SOURCE MATERIAL »
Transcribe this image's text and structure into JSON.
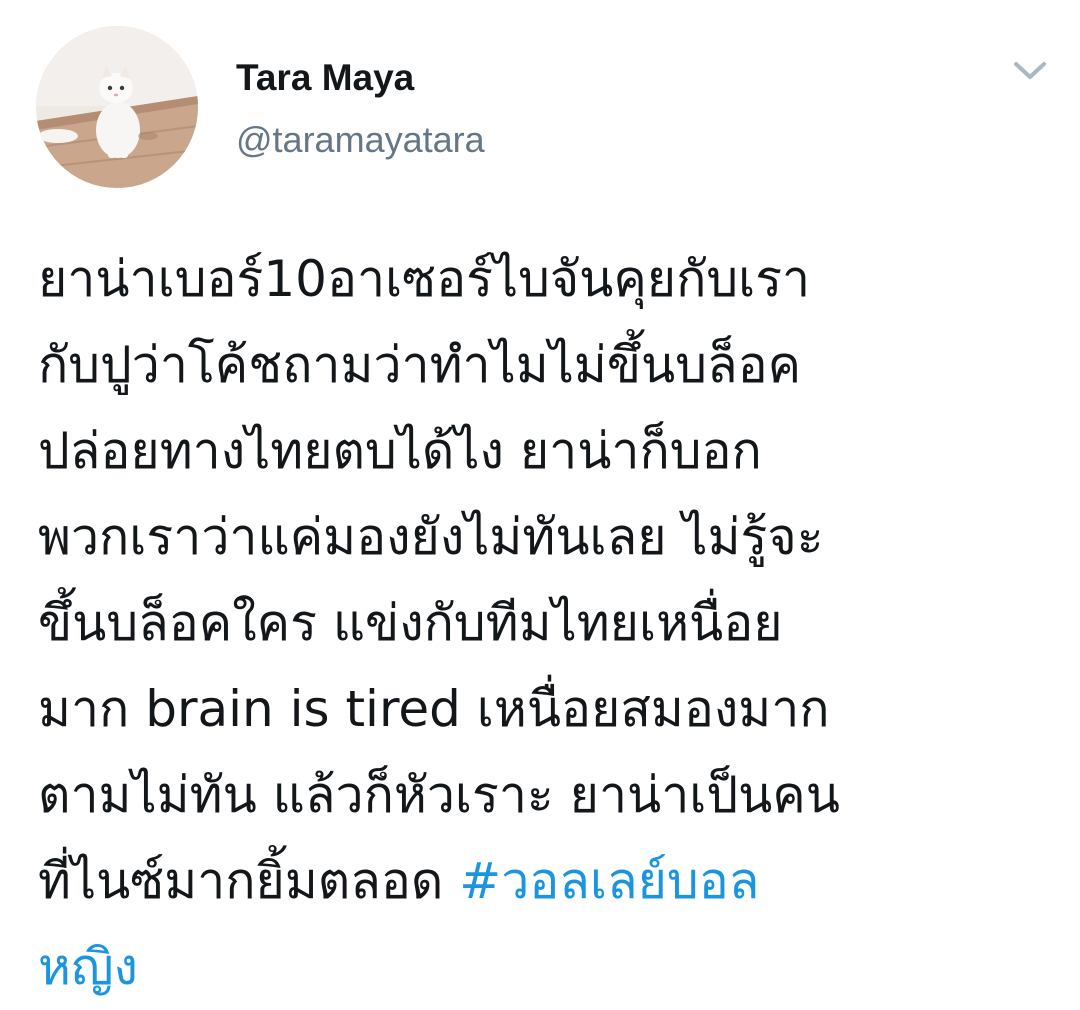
{
  "author": {
    "display_name": "Tara Maya",
    "handle": "@taramayatara",
    "avatar_icon": "cat-photo-avatar"
  },
  "menu": {
    "icon": "chevron-down-icon",
    "color": "#aab8c2"
  },
  "tweet": {
    "lines": [
      "ยาน่าเบอร์10อาเซอร์ไบจันคุยกับเรา",
      "กับปูว่าโค้ชถามว่าทำไมไม่ขึ้นบล็อค",
      "ปล่อยทางไทยตบได้ไง ยาน่าก็บอก",
      "พวกเราว่าแค่มองยังไม่ทันเลย ไม่รู้จะ",
      "ขึ้นบล็อคใคร แข่งกับทีมไทยเหนื่อย",
      "มาก brain is tired เหนื่อยสมองมาก",
      "ตามไม่ทัน แล้วก็หัวเราะ ยาน่าเป็นคน"
    ],
    "last_line_text": "ที่ไนซ์มากยิ้มตลอด ",
    "hashtag_part1": "#วอลเลย์บอล",
    "hashtag_part2": "หญิง"
  },
  "colors": {
    "text": "#14171a",
    "secondary": "#657786",
    "link": "#1b95e0",
    "background": "#ffffff"
  }
}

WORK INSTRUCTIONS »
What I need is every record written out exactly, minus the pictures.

RESPONSE BOX »
Transcribe this image's text and structure into JSON.
{
  "author": {
    "display_name": "Tara Maya",
    "handle": "@taramayatara",
    "avatar_icon": "cat-photo-avatar"
  },
  "menu": {
    "icon": "chevron-down-icon",
    "color": "#aab8c2"
  },
  "tweet": {
    "lines": [
      "ยาน่าเบอร์10อาเซอร์ไบจันคุยกับเรา",
      "กับปูว่าโค้ชถามว่าทำไมไม่ขึ้นบล็อค",
      "ปล่อยทางไทยตบได้ไง ยาน่าก็บอก",
      "พวกเราว่าแค่มองยังไม่ทันเลย ไม่รู้จะ",
      "ขึ้นบล็อคใคร แข่งกับทีมไทยเหนื่อย",
      "มาก brain is tired เหนื่อยสมองมาก",
      "ตามไม่ทัน แล้วก็หัวเราะ ยาน่าเป็นคน"
    ],
    "last_line_text": "ที่ไนซ์มากยิ้มตลอด ",
    "hashtag_part1": "#วอลเลย์บอล",
    "hashtag_part2": "หญิง"
  },
  "colors": {
    "text": "#14171a",
    "secondary": "#657786",
    "link": "#1b95e0",
    "background": "#ffffff"
  }
}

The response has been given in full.